%%

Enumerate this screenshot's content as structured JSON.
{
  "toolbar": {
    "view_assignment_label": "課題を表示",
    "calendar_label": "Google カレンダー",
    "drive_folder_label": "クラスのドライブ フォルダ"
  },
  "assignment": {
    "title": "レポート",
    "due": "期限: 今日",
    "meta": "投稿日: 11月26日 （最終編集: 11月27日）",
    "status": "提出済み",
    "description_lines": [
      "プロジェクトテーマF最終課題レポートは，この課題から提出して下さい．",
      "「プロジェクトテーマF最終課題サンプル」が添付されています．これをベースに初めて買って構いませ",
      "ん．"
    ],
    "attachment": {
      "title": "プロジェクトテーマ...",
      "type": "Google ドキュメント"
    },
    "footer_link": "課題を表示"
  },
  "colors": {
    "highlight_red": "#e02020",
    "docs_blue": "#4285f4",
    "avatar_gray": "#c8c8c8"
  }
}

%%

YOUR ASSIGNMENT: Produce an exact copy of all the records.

OUTPUT BELOW:
Enumerate this screenshot's content as structured JSON.
{
  "toolbar": {
    "view_assignment_label": "課題を表示",
    "calendar_label": "Google カレンダー",
    "drive_folder_label": "クラスのドライブ フォルダ"
  },
  "assignment": {
    "title": "レポート",
    "due": "期限: 今日",
    "meta": "投稿日: 11月26日 （最終編集: 11月27日）",
    "status": "提出済み",
    "description_lines": [
      "プロジェクトテーマF最終課題レポートは，この課題から提出して下さい．",
      "「プロジェクトテーマF最終課題サンプル」が添付されています．これをベースに初めて買って構いませ",
      "ん．"
    ],
    "attachment": {
      "title": "プロジェクトテーマ...",
      "type": "Google ドキュメント"
    },
    "footer_link": "課題を表示"
  },
  "colors": {
    "highlight_red": "#e02020",
    "docs_blue": "#4285f4",
    "avatar_gray": "#c8c8c8"
  }
}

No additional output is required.